▸ Task: Wherever the word "JSON" occurs in the lines below, copy the whole line.

▸ Data supplied:
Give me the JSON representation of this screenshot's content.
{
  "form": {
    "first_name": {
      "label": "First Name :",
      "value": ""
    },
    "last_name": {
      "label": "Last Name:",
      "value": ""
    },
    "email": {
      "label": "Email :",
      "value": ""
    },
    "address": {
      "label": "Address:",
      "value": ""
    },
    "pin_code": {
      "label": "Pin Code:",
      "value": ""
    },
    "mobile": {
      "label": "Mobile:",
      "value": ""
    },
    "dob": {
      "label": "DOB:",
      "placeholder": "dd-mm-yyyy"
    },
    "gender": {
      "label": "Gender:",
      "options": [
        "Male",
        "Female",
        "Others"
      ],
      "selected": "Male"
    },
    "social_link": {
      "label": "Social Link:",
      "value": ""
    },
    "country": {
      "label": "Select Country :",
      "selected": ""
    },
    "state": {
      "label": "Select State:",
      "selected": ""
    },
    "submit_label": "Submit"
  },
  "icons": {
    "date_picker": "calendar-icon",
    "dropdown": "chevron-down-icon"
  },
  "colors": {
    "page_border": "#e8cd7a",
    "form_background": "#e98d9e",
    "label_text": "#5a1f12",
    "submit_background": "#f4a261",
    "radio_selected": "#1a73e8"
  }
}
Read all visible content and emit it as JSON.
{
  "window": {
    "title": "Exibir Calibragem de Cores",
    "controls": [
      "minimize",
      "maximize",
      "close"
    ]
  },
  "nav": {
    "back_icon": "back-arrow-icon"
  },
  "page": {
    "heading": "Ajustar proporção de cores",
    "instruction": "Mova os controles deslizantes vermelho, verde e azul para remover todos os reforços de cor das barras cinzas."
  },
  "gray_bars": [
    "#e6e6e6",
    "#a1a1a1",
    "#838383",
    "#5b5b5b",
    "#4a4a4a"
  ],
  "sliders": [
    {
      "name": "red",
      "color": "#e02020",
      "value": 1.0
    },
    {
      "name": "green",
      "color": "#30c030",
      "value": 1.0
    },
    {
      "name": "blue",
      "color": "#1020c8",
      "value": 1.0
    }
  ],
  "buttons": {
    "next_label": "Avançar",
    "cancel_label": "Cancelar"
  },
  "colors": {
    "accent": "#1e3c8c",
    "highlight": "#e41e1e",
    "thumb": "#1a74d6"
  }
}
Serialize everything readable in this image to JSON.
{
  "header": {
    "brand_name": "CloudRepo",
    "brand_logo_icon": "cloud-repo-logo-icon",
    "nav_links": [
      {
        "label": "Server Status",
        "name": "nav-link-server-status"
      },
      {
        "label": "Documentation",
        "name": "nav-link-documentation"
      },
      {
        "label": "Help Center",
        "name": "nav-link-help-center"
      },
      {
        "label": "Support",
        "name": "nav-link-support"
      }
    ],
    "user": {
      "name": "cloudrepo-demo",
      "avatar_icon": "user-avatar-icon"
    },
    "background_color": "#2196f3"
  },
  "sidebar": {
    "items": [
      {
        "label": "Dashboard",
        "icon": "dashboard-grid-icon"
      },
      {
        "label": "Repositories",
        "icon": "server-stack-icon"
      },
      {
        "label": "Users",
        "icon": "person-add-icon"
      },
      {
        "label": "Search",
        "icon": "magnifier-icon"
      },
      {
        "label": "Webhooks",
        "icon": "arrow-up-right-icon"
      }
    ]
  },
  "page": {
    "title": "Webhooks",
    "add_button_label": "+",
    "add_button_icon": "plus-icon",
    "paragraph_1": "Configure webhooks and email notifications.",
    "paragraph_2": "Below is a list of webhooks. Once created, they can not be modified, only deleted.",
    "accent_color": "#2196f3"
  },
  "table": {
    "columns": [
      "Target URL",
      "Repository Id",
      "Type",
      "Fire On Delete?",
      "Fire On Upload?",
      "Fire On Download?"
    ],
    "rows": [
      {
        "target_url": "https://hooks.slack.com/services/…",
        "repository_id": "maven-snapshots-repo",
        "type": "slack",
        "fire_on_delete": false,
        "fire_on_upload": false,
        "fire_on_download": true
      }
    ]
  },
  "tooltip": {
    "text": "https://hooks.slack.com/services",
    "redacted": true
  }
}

▸ Solution for this exercise:
Give me the JSON representation of this screenshot's content.
Read all visible content and emit it as JSON.
Serialize everything readable in this image to JSON.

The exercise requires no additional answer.